Mortgage Monitor Charts
April 2014 Summary Data
click on any chart for sharper image
Loans Facing Reset
Underwater loans facing reset is one major problem. A second problem is the declining volume of new originations and home sales. A chart of new single-family homes sold will highlight the second problem.
New Single-Family Home Sales
Housing is weakening in a number of ways.
What??? That can’t be true. CNBC has Obama cheerleaders on every morning singing, “Happy days are here again” about the housing market.
By the way, wanna see a real crash on Wall St.? Just wait till the morning after the Nov. election if the Republicans don’t regain the Senate. The markets are depending on a GOP victory. They certainly aren’t pinning their hopes on this lousy president’s ability to help the economy at this late date.
My wife and I are RE brokers. We get a couple of e-mails a week from lenders advertising there new easier to get loans. The trend is to looser/easier qualifying.
Happy days are here again.
This term bugs the hell out of me.
Nearly everyone lost value (bubble value) in their homes in the housing boom-bust. But the people with the most equity in their homes lost REAL MONEY PAID, whereas people who had little to no equity lost nothing ... they lost future money that they haven’t paid yet (and could get out of paying if they sold or declared bankruptcy).
What’s more, a great number of ‘underwater’ mortgage holders took money out of their houses based on bubble values. Therefore they got REAL MONEY TO SPEND on other things but now want that same money back if they were ‘made whole’ by some government programs ... so they’d get to spend the same money twice!
Meanwhile poor shlubs who didn’t take equity out of their homes and either had them all or mostly paid off lost REAL MONEY ... yet no government programs are proposed to “make them whole” (not that there should be mind you, but if anyone should be “made whole” it should be people who lost REAL MONEY ACTUALLY PAID)
These programs to help ‘underwater’ mortgage holders are really only offered to help the lenders, not the borrowers. And to try to keep the housing bubble inflated or re-inflate it.
OK, great post.
But how do I become the next John Paulson?
I tried to explain that to a friend who has a liberal streak running through her.

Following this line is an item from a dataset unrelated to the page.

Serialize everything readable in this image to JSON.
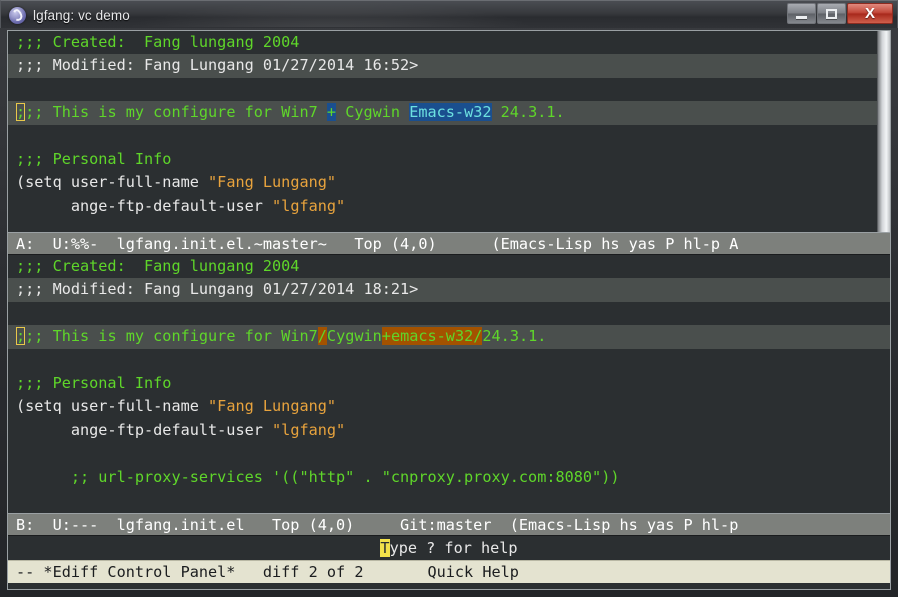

Of course she is one of the ones way inderwater for those same reasons. She looked at me blankly and then told me more or less that I’m mean.
The house nextdoor has been abandoned since 1/6/2014.
They can’t sell it for near purchase price. So they walked.
My friend could have sold hers for purchase price now. Houses have come up here again. She borrowed so much money against it that now she can’t sell it for what she owes. Her son recently lost his job so I expect them to walk. This will be the 2nd time. The house was almost foreclosed on before but she got some kind of refi to lower the payments.